I know that likening the current situation to a world war is not quite right. I confess there are many differences, and I don’t wish to be offensive. Even WWII, which is now famous for how it brought British people together, caused its own divisions; not everyone wanted to fight and be responsible for taking lives. But, I do believe that the overriding spirit of the time, the idea that we would face the enemy together, was what kept men, women and children getting out of bed each morning. There is so much strength in unity.

Everyone should be doing their bit, to shape a positive, supportive society. What is the use of name-calling? What is the point of moaning and blaming other people? We are here, we live by the same rules, we put our faith in democracy because it is better than dictatorship.

Regardless of whether we leave or stay within the EU, I don’t want us to be divided by anger.
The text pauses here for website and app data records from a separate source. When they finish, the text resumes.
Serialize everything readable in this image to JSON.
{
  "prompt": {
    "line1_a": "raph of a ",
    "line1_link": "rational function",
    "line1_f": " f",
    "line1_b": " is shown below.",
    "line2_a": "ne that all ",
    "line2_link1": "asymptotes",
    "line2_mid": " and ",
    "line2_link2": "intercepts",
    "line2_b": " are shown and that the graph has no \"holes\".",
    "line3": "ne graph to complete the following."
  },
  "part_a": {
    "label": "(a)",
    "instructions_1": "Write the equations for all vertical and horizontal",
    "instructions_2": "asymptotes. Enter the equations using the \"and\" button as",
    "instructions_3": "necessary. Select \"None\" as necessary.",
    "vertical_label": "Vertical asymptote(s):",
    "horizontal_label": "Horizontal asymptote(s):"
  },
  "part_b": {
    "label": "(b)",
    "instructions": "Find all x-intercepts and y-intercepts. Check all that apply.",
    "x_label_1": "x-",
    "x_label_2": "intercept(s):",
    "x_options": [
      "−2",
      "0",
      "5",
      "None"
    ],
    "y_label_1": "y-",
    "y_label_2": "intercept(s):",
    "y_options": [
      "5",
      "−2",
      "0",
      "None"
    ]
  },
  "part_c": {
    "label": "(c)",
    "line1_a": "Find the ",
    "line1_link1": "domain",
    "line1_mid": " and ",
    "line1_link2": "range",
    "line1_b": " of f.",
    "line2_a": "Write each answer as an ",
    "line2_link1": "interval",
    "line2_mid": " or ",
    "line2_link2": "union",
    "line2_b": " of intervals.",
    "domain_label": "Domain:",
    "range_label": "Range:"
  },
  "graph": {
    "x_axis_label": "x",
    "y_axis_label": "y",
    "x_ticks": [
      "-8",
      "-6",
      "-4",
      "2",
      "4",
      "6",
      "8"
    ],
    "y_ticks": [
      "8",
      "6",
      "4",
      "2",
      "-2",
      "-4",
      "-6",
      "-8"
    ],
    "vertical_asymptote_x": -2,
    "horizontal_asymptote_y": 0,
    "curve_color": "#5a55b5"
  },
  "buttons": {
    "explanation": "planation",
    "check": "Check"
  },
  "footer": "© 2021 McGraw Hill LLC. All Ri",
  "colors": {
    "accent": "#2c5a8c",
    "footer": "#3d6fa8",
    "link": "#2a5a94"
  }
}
I don’t want Scotland, or Wales, or London, or Europe to feel that we are not friends, that we are not worthy of their loyalty.

My readers who are also fellow Aspies will know what it feels like to be cut off; to be divided from everyone around you. Hopefully, you will also know how good it feels when you finally start to make solid connections. Let us never be so divided again.

Did my title send a shiver of excitement down your spine? That’s what it does for me. I can imagine waking up to find the sun has already risen, someone has left a cup of coffee by my side. I rise, drink, and wander downstairs in my pyjamas. My husband has got our daughter ready to go out for the day. I am staying in. I am going to practice yoga, do lots of reading, and then eat a delicious dinner that my husband is going to cook for me.

It’s a fantasy, of course. I can’t imagine that this will ever happen. A quiet hour is as much as I get, and then it’s often filled with housework or studying. But still I like to dream. I like to imagine that one day will be pure relaxation.

What do you wish for?

I have realised today that I am incredibly lucky.

For the past week, I’ve been ill. I got a stomach bug that never quite seemed to go away – I even started to get dizzy spells. On top of that, my beautiful daughter got croup again. I was SO stressed, and actually started to get the kind of thoughts I used to get when I first got depressed, about half my life ago.

Today it occurred to me that my stomach pains had made me eat a lot less, which was probably the cause of the dizzy spells. I also realised that my continued stomach ‘flare ups’ were probably still happening because I’d been so stressed.

Today my daughter is much better, and I’ve been eating more. I’ve had no dizzy spells yet – touch wood! I made a conscious effort to think more positively, and I did some yoga. I also realised that all the changes at work that I’ve been worried about, should actually put me and my family in a much more secure, and less stressful, position than before.

I am slowly starting to unwind.